Sadinsky told EEPower that many of the core skills needed in each sector are the same. The devil is in the details: specialized skills acquired for specialized job roles. While those skills may have served an engineer well in the oil and gas field, they aren’t always the prime skills renewable companies want.
Michael Beavers, senior recruiter at VoltaGrid, an energy management company, agreed.
“My worry regarding workers in the fossil fuels sector is centered on their specialization within the industry,” Beavers explained in an interview with EEPower. “For instance, individuals skilled in drilling operations, gas processing, or well and reservoir engineering possess highly specific expertise. Although these skills remain in high demand within the fossil fuel sector, transitioning to renewable energy may present significant challenges.”
The good news is that both renewable energy and fossil fuels have areas of overlap for engineers, Beavers stressed.
“The demand for power continues to increase alongside the increased power from renewable sources. Power generation, transmission, storage and distribution will be safe bests for years to come, and easily transferable,” Beavers said. “For skilled trades, I expect the safest transferable skills will be instrumentation, controls, industrial electricians, and generator maintenance. Mechanical, electrical, and software engineers will easily find opportunities on both sides.”
Taking Stock of Skills Gaps
It would be unrealistic to assume that just any oil and gas worker can seamlessly jump into a new job role in renewables. Some engineers may find the jump challenging, Sadinsky said. The key is approaching the move as one step in a career journey, not just a job change. Some training or retraining may be needed.
If they haven’t already, engineers in the oil and gas industry should assess their current experience, expertise, skillsets, and even personality traits and map them against skills sought in the renewable energy sector. Where gaps are found, the worker should immediately target those areas for training and career development.
Growth in renewable energy jobs by source. Image used courtesy of the White House
Workers should start to build transferable skill sets viable across the energy sector, Beavers advised.
This is especially important since engineers in the fossil fuel industry frequently have the advantage of gaining practical experience while on the job, Beavers said, typically starting as roundabouts or apprentices and gradually progressing within the field.
“Renewable jobs are a bit more specific and expect more specific domain knowledge,” Beavers continued. “Renewable employers haven’t historically been as flexible in their expectations. You’re seeing more degreed work in renewables, especially at early-stage startups that haven’t received large capital investments for a real project.”
Commonalities Among Fossil Fuels and Renewables
“Renewable energy and fossil fuels share significant common ground in several key sectors: power generation, transmission, and distribution,” Beavers said. “Balance your specialization where you maintain expertise in a specific area, but also develop broader skills and knowledge to remain versatile. If possible, continue to cross-train while in the fossil fuel industry to these transferable skills.”

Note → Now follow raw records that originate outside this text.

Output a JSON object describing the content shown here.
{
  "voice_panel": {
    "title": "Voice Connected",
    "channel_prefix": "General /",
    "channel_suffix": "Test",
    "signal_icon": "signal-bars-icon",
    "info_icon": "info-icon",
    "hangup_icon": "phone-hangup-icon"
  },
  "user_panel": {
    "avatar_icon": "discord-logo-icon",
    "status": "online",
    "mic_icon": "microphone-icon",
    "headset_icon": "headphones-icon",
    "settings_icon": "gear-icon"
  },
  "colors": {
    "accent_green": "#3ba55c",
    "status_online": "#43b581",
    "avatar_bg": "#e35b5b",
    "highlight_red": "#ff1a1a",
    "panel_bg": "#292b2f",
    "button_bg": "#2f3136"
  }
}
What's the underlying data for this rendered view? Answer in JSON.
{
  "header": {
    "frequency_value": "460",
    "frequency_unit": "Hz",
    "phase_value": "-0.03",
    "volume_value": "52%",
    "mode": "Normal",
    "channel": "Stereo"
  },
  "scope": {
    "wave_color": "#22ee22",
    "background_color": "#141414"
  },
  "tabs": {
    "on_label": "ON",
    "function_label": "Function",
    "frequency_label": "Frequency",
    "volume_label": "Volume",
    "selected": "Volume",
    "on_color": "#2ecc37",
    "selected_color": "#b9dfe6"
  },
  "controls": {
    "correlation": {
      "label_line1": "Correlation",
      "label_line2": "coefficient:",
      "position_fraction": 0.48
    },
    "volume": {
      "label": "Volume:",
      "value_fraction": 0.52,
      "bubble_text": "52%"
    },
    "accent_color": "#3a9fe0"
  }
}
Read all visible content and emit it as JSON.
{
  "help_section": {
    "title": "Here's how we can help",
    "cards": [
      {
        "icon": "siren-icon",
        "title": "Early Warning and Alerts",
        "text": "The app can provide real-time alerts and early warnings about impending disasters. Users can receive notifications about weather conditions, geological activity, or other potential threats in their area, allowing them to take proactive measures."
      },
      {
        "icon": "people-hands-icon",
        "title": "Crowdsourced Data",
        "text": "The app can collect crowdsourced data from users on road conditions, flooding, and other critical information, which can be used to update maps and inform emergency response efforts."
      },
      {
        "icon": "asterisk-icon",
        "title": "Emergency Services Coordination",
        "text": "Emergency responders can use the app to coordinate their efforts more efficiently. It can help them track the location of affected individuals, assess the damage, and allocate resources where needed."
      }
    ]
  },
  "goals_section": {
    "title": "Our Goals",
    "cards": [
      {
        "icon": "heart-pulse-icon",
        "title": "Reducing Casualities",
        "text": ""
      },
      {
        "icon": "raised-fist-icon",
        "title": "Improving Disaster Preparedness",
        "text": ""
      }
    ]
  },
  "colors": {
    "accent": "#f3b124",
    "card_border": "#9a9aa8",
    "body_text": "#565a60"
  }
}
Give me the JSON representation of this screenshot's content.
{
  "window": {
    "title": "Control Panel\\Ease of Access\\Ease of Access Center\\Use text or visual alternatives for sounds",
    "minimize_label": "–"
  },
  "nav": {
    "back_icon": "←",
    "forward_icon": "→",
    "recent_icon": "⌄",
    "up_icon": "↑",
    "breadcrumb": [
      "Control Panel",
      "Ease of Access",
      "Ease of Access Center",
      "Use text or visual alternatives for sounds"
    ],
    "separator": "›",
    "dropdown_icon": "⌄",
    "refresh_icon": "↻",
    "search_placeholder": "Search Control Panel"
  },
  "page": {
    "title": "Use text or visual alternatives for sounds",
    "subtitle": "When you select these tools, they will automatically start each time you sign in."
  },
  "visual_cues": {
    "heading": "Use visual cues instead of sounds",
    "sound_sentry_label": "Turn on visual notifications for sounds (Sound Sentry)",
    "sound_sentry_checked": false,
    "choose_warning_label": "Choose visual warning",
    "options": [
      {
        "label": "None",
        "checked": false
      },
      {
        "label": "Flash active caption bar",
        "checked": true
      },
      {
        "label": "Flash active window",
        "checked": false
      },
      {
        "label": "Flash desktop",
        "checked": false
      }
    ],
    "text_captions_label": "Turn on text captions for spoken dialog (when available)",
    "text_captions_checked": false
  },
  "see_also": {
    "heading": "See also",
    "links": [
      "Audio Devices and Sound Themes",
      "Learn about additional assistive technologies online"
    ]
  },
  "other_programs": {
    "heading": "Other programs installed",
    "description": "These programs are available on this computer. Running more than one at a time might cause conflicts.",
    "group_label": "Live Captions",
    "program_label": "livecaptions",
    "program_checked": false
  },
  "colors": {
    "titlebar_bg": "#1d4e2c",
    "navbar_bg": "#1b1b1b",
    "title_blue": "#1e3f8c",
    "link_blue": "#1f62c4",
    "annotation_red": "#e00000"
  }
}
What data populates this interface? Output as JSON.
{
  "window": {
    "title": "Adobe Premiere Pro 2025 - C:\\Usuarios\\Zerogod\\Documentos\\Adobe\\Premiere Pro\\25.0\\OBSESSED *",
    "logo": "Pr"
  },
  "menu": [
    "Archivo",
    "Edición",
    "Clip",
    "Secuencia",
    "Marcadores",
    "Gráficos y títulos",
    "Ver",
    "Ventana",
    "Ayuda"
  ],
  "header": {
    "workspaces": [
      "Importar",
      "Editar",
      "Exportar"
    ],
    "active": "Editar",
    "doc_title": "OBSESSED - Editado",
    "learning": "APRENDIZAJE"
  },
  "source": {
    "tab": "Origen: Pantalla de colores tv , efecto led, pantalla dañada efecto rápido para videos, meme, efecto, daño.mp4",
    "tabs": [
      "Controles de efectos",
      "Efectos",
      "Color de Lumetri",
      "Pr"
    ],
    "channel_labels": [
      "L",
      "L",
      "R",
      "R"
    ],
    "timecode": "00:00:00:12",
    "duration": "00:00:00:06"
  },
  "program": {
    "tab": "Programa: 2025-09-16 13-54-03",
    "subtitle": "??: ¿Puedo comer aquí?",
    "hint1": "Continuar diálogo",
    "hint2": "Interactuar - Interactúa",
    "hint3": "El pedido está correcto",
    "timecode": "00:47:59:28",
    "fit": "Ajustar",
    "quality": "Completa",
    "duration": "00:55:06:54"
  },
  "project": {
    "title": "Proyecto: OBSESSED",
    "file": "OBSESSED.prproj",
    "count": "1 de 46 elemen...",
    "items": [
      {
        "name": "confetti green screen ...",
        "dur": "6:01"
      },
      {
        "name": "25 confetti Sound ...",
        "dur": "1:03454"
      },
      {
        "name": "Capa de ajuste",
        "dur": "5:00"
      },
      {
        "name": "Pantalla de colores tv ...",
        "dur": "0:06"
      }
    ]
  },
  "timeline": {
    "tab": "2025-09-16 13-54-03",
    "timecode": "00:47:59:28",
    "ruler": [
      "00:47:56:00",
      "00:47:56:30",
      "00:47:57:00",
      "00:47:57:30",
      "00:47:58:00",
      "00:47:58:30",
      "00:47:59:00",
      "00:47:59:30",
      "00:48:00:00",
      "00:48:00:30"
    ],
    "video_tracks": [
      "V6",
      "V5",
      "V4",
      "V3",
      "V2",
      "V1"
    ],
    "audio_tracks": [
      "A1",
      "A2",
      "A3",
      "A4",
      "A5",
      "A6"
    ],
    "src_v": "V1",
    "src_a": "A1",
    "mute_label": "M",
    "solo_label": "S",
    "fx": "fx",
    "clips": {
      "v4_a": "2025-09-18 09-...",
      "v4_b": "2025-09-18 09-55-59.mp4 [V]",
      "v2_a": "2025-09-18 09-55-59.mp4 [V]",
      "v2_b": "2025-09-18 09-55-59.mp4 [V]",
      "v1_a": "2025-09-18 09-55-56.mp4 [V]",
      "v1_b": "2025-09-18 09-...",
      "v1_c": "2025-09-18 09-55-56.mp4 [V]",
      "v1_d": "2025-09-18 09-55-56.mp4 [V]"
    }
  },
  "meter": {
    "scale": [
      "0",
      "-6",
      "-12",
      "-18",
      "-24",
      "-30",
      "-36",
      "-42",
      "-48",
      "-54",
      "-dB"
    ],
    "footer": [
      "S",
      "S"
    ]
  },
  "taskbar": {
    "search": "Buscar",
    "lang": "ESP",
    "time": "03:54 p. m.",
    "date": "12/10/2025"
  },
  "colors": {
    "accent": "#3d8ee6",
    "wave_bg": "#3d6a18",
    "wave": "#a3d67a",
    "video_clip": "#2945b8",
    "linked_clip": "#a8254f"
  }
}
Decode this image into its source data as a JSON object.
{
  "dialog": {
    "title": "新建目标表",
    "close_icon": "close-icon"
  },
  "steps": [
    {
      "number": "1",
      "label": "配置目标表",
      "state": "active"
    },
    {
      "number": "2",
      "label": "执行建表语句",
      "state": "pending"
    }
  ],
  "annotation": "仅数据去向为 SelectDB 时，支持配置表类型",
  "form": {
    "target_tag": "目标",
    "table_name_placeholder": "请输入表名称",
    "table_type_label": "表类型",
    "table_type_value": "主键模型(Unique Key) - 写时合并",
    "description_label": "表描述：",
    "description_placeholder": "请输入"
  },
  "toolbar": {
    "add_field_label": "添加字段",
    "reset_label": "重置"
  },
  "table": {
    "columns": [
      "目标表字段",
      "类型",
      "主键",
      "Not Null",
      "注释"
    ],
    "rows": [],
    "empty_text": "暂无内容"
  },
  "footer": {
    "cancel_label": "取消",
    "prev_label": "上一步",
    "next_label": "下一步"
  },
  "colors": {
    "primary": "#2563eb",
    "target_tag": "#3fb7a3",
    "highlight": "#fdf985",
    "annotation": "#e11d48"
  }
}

Most importantly, be willing to take a step back to move forward, stressed Wayne Schofield, co-founder at Night and Day Resume.
“Network with friends and former colleagues to find a great company to work with. Reputation is very important in the field, so be safe, stay positive, and work as a team,” stated Schofield when EEPower asked how to make the transition easier.
While there are plenty of reasons to fear long-term employment opportunities in Canada’s oil and gas sector, the resources needed to retrain the workforce can be easily made available, according to a study of retraining Alberta’s oil sands workers for the solar industry.
The study estimated total costs to range between $91.5 million and $276.2 million, representing just two to six percent of the oil and gas subsidies paid by the government in one year.